heron

[′her·ən]
(vertebrate zoology)
The common name for wading birds composing the family Ardeidae characterized by long legs and neck, a long tapered bill, large wings, and soft plumage.

heron

any of various wading birds of the genera Butorides, Ardea, etc., having a long neck, slim body, and a plumage that is commonly grey or white: family Ardeidae, order Ciconiiformes

Heron
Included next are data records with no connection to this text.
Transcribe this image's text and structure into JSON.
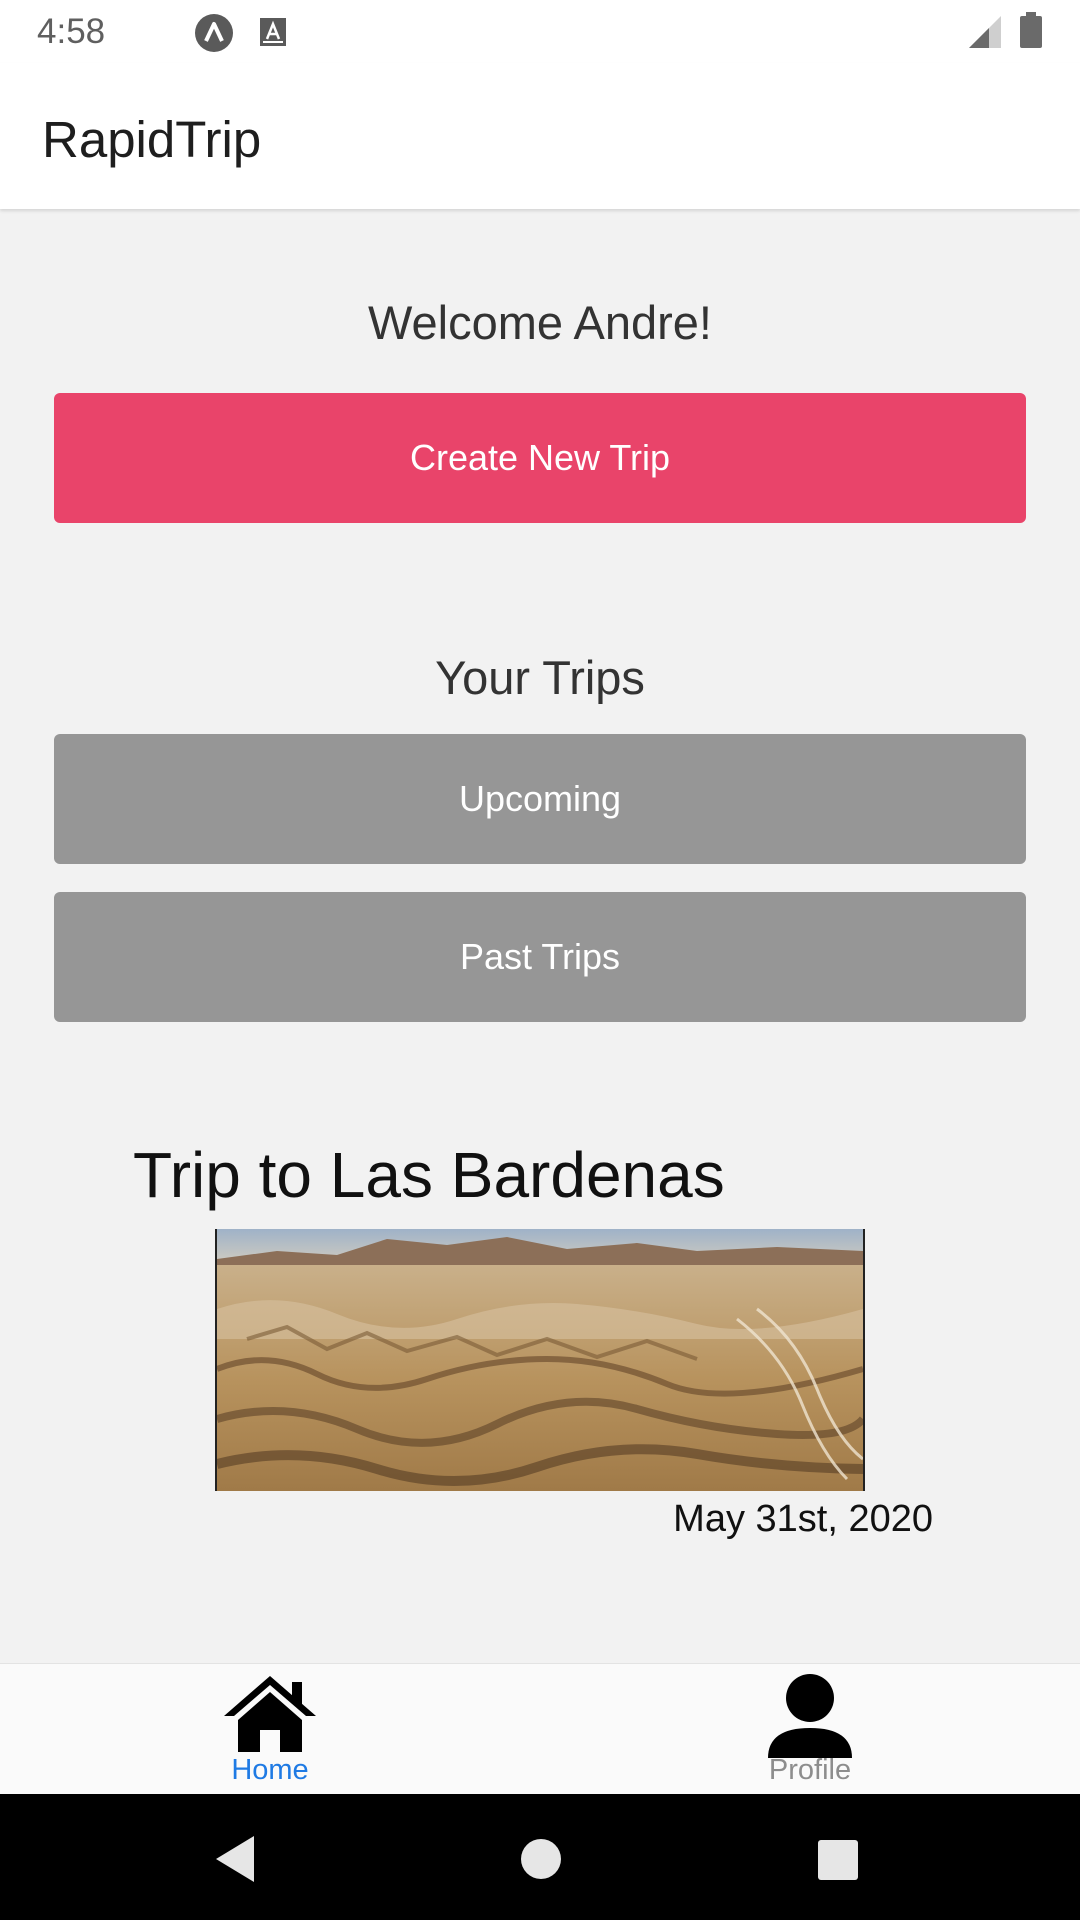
{
  "status_bar": {
    "time": "4:58",
    "icons": [
      "expo-icon",
      "text-a-icon",
      "signal-icon",
      "battery-icon"
    ]
  },
  "app_bar": {
    "title": "RapidTrip"
  },
  "home": {
    "welcome": "Welcome Andre!",
    "create_trip_label": "Create New Trip",
    "your_trips_title": "Your Trips",
    "upcoming_label": "Upcoming",
    "past_trips_label": "Past Trips"
  },
  "trip_card": {
    "title": "Trip to Las Bardenas",
    "date": "May 31st, 2020",
    "image_description_icon": "desert-landscape-image"
  },
  "bottom_nav": {
    "items": [
      {
        "label": "Home",
        "icon": "home-icon",
        "active": true
      },
      {
        "label": "Profile",
        "icon": "person-icon",
        "active": false
      }
    ]
  },
  "colors": {
    "primary_button": "#e9446a",
    "secondary_button": "#969696",
    "active_nav": "#1e7ae4",
    "inactive_nav": "#8d8d8d",
    "background": "#f2f2f2"
  }
}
Patrick. 1920--99, British abstract painter and art critic
References in periodicals archive ?
I love those herons,'' he said as he watched one of the first arrivals perch proudly on a distant bough as its mate soared off to feed in the lagoon.
I captured this picture of a great blue heron that stalked and caught a chipmunk in my backyard.
For herons in general, prey capture success varies widely and ranged, for example, from 13% in Great Egrets (Ardea alba) to 61% in Little Blue Herons (Egretta caerulea) in Florida (Rodgers 1983); and from 24% in Great Egrets to 88% in Pied Herons (Ardea picata) in Australia (Recher and others 1983).
Earlier this year, Turkish Defense Minister Vecdi Gonul had said other Herons would join the Turkish army by the end of April.
For information on how to guard against greedy herons phone the RSPB on 01484 861148.
Taylor suddenly shouted, drawing us away from the eagle in time to spot the heron take wing, followed by the osprey plummeting into the lake and emerging with a struggling fish.
Earlier this year, Turkish Defense Minister Vecdi Gonul said other Herons would join the Turkish army by the end of April.
Tim Melling, from the Royal Society for the Protection of Birds, said this time of year was the prime time for nesting herons.
He added: "Garden ponds are prime sites for herons to get themselves a bite to eat.
Herons are regal-looking birds, proudly standing tall and looking over their domains.
The Israeli Air Force (IAF) is replacing its manned Sea Scan maritime patrol aircrafts, with Israel Aerospace Industries' (IAI) maritime version of the Heron 1 (Shoval) unmanned air vehicle systems set to take over in this role.
Many species of herons have been observed to engage in interspecific and intraspecific kleptoparasitism (Kushlan, 1978; Collins, 2006), but this appears to be the first report of interspecific kleptoparasitism by a swimming ardeid.